Sri Lanka v England, 1st Test, Kandy, 2nd day December 2, 2007

Bell shines amid the gloom

'I was trying to watch [Muralitharan] from the non-striker's end, trying to pick in my own mind what it was he was bowling before I got down there' © AFP

In the 2005 Ashes, word slipped out that England's organisers had booked their open-top bus parade a full week in advance, and the ECB were rightly accused of hubris. Nobody, however, has bothered to level the same charges at the committeemen at the Asgiriya in Kandy. Muttiah Muralitharan's face is everywhere at the moment - on one billboard he's posing with the number 709, on another he's already being congratulated for reclaiming his crown. No-one has doubted his destiny in this match - least of all, it seems, England's batsmen.

England's cricket on the second day was naïve but not unexpected. They squandered a position of undoubted strength, and yet, such was the bug-eyed fervour with which Muralitharan hounded them back to the pavilion, it would be harsh to chastise them too severely for their failings. They tried their best, but their best was found wanting, as it surely will be tomorrow as well. England's tail is as long and brittle as a deep-frozen anaconda, and Murali must be odds on to complete not only his bid for the world record, but his second eight-wicket haul in consecutive Tests against England.

"It's disappointing because we were in a very good position, but that's why Murali is the best in the world," said Ian Bell. He was England's most fluent batsman against the seamers, but unsurprisingly found Murali a completely different proposition. "It's important we go out tomorrow and build some partnerships around Colly [Paul Collingwood]. We've got a chance to get a decent lead and the guys can come out and bowl like they did in the first innings."

It all looked so promising after the first hour's play.
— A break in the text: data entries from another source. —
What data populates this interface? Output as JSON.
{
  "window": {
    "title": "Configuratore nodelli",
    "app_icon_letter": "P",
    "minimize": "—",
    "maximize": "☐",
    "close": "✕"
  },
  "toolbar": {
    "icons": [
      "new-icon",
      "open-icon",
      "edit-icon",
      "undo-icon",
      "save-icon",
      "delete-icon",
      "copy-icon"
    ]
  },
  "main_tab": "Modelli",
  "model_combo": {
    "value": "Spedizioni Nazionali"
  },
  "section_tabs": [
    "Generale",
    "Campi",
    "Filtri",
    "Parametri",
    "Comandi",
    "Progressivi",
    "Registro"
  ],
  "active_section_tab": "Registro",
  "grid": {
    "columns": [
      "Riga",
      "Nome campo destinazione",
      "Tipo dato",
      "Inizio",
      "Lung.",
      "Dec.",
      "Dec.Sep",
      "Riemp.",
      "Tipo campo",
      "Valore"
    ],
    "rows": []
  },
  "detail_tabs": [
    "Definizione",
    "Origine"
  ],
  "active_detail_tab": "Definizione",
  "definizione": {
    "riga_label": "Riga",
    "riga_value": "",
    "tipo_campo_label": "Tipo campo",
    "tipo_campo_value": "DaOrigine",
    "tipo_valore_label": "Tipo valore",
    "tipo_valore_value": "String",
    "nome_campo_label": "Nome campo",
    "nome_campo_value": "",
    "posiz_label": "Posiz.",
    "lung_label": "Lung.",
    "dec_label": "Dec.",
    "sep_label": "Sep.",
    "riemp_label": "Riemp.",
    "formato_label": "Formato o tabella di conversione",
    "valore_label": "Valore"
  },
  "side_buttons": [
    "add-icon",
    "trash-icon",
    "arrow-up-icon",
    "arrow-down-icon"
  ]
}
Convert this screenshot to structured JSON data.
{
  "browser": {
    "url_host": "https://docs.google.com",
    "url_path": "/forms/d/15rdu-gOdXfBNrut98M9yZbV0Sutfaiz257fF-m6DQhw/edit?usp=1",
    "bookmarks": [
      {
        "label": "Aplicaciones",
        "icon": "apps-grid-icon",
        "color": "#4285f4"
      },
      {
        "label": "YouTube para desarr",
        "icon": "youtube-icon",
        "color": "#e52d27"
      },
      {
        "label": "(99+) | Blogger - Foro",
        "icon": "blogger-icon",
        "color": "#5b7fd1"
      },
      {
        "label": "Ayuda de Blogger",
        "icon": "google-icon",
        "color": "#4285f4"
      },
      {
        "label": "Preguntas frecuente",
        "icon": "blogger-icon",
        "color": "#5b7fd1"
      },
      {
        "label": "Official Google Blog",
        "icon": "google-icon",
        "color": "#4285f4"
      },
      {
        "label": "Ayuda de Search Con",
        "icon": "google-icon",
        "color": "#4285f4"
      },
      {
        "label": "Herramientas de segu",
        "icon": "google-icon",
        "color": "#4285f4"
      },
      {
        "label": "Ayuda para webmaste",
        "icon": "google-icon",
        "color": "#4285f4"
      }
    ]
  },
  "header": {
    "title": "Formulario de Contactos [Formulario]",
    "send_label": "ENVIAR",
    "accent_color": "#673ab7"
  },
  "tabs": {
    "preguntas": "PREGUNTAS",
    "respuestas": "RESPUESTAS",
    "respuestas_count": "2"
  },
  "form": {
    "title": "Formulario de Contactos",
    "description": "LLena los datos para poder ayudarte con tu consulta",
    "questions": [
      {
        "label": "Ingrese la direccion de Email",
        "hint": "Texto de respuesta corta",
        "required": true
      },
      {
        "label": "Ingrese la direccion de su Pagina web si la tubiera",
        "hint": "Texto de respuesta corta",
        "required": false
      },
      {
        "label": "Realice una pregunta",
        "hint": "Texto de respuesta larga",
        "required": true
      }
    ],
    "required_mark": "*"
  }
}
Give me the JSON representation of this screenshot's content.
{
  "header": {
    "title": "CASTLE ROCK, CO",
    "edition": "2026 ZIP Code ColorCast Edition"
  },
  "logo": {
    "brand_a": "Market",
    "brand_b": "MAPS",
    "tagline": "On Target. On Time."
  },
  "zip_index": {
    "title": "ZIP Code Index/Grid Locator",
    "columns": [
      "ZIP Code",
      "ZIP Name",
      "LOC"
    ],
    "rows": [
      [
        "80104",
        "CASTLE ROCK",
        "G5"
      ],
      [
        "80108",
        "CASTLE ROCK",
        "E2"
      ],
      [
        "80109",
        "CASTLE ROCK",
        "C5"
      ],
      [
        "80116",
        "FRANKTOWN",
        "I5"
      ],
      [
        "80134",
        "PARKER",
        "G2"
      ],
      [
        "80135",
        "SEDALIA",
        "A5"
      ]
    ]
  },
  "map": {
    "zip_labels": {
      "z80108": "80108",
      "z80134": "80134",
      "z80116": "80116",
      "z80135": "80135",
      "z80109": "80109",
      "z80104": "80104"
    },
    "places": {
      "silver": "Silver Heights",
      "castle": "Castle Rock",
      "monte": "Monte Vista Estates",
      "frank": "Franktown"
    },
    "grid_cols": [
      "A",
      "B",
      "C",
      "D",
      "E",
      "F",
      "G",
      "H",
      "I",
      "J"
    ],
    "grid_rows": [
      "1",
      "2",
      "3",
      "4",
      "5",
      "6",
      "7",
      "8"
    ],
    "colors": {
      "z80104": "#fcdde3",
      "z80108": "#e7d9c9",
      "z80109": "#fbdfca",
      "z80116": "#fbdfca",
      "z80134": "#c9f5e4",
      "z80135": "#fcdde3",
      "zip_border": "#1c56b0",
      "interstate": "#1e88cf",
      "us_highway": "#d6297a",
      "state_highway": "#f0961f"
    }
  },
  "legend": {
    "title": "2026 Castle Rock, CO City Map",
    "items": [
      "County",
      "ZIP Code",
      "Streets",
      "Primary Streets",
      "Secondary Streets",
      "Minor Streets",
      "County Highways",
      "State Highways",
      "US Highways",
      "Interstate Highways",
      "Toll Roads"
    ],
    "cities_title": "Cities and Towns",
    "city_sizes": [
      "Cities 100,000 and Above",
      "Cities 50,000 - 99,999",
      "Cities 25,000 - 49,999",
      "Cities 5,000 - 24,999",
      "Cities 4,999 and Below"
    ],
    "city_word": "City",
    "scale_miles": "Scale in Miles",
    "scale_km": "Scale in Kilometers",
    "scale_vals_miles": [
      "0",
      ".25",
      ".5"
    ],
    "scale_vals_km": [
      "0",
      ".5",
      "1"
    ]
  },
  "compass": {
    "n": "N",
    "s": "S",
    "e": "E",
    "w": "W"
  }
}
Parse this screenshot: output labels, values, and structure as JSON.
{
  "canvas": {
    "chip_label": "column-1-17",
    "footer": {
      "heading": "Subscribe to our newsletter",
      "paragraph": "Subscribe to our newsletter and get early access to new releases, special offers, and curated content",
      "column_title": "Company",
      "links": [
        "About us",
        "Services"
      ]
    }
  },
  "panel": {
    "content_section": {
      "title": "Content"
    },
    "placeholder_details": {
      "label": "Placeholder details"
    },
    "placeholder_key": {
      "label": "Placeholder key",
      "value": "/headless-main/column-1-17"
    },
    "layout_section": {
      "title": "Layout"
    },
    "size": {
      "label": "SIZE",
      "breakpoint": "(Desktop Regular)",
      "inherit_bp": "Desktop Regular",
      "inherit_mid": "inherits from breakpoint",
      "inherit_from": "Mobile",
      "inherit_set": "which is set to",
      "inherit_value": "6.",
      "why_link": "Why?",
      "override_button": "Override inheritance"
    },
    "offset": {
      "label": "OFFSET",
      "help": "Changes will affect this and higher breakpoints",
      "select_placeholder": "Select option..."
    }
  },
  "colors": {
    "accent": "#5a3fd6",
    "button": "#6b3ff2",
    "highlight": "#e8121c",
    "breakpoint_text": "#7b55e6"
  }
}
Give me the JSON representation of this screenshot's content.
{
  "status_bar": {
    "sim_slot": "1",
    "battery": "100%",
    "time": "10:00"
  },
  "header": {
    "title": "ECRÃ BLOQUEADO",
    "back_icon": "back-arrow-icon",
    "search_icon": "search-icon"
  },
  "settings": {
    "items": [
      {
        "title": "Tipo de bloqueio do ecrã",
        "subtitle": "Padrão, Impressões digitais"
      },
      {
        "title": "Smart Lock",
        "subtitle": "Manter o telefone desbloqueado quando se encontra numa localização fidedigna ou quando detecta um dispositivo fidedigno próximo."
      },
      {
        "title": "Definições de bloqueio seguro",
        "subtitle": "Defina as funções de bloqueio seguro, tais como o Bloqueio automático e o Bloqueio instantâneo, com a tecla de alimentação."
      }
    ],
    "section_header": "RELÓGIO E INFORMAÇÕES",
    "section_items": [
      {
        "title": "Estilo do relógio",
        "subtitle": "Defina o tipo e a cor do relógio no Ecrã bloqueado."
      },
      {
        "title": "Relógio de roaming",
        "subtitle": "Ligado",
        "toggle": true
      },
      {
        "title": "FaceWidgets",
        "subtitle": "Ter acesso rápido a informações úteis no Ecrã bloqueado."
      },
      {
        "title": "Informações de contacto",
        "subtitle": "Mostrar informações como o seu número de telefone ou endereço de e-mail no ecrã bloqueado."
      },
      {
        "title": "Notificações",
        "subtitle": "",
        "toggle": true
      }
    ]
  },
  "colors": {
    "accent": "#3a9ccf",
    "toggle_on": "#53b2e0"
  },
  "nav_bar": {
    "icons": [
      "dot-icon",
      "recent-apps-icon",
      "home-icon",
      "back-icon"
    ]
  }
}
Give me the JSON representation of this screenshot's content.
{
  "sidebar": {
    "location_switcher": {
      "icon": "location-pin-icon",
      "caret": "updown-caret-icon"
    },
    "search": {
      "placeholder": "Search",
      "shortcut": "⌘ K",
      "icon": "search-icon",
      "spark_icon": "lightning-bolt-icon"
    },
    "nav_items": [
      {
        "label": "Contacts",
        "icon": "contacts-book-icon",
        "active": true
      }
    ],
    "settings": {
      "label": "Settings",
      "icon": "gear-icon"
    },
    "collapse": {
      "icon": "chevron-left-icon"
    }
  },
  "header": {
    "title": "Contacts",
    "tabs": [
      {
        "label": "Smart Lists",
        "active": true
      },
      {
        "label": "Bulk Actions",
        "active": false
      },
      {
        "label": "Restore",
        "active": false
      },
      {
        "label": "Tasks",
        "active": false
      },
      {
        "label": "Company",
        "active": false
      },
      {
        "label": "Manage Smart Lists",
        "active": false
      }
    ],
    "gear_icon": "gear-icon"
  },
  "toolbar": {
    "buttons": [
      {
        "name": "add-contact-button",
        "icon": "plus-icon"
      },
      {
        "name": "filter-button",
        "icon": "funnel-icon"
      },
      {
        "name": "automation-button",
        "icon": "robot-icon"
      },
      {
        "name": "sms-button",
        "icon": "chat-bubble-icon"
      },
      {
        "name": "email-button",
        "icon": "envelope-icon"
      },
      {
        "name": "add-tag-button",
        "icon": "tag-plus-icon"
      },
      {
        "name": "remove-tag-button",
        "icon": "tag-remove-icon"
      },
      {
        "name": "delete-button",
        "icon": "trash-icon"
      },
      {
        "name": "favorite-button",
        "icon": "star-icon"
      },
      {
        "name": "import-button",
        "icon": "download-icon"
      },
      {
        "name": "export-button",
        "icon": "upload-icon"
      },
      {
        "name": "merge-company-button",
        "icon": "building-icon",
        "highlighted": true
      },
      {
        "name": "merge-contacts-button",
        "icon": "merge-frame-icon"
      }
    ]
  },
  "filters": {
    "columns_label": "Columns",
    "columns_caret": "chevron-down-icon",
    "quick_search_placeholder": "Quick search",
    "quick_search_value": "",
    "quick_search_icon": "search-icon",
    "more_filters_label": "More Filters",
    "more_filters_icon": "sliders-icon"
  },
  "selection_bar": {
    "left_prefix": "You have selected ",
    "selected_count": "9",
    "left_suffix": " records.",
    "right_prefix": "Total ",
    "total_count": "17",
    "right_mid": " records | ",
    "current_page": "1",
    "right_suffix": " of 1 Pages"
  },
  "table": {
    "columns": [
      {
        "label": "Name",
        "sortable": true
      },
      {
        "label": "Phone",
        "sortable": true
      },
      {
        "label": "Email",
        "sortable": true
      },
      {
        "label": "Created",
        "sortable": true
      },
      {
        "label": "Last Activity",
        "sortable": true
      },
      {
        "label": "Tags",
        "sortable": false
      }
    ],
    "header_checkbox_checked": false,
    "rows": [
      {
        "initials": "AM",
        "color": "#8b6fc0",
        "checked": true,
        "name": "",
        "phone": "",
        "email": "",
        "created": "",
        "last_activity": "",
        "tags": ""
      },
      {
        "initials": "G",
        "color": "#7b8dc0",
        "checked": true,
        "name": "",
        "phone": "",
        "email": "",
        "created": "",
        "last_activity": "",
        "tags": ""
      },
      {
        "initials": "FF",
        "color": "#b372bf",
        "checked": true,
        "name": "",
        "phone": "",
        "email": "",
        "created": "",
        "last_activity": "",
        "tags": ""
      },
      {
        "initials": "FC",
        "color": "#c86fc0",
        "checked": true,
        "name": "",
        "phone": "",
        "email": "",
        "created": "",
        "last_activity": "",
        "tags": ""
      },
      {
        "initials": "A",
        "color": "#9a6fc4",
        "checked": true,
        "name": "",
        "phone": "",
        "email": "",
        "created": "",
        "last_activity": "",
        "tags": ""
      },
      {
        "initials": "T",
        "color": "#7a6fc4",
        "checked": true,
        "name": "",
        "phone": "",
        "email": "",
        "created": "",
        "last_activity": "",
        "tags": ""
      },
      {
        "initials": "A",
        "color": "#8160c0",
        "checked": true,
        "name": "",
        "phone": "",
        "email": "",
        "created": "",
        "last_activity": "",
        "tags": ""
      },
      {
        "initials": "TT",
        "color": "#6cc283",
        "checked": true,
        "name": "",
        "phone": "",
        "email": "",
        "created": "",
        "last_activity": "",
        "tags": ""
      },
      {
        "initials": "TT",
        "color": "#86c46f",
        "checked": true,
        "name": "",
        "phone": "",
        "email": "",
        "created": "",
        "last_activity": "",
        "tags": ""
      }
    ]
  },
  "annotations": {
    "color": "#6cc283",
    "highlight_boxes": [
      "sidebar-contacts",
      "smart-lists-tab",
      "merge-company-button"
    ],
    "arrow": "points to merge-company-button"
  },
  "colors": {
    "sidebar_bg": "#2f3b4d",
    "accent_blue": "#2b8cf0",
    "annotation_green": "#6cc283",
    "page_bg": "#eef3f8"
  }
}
Michael Vaughan was entrenched but enduring, absorbing Murali's wiles while Bell watched and learned from the non-striker's end. This was the first time Bell had faced him in the longest form of the game, and it wasn't until he had made 56 from 72 balls that he finally crossed with his captain and went to take guard.

"I was pretty happy to be honest for the skipper to see him off," said Bell. "I was trying to watch from the non-striker's end, trying to pick in my own mind what it was he was bowling before I got down there. It gave me a bit more opportunity to give myself the best chance." Several hours in the nets with Merlin, the ECB's spin-replicating machine, had helped Bell to visualise the moment, but nothing could adequately prepare any of the England players for the trials they were about to face.

Premature but inevitable. Muralitharan's face is adorned across the ground in anticipation of his breaking Shane Warne's record © AFP

Bell's own innings included moments of aggression against Murali - a two-step down the pitch resulted in a chancy swipe over mid-on for four, and his eventual dismissal was a shot of similar intent. But as England had preached beforehand, gameplans are everything when it comes to negotiating his menace.

"I just wanted to be positive," said Bell. "I've learnt so far in my short career that I want to play my game and use my feet, and be as positive as possible against the spinners. From what I've learnt from playing Warne and those guys, if you just try to survive they are going to get you out anyway. I wanted to be positive in defence as well as attack, watch the ball and trust myself."

Bell and England's gameplan also included lots of quick singles, but that was one aspect of their play that simply didn't materialise. Murali's 30 overs included just 19 scoring shots, a tribute to his masterful accuracy but also indicative of a side that seemed trapped in his headlights. "It's disappointing but that's why he's the best bowler in the world," said Bell. "His record in Sri Lanka speaks for itself."

England's prospects for the rest of the match now look as bleak as the weather, which might in fact be their best hope of salvation. "The pitch has been low from day one, and that's what it'll be like for the rest of the game," said Bell, as the prospect loomed of another agonising masterclass in the fourth innings. "I think that it's important for the bowlers to hit a line and length and be patient, because it's going to be harder to score as the game goes on."

England's bowlers answered that brief magnificently in the first innings, but Murali doesn't even need to be posed the question. He knows what he'll be producing for the rest of the match. England know it too, as of course do his expectant hometown fans. Their ardour has been dampened by consecutive days of anticlimax, but Murali and his celebrations will not be delayed for much longer in this game.

Andrew Miller is UK editor of Cricinfo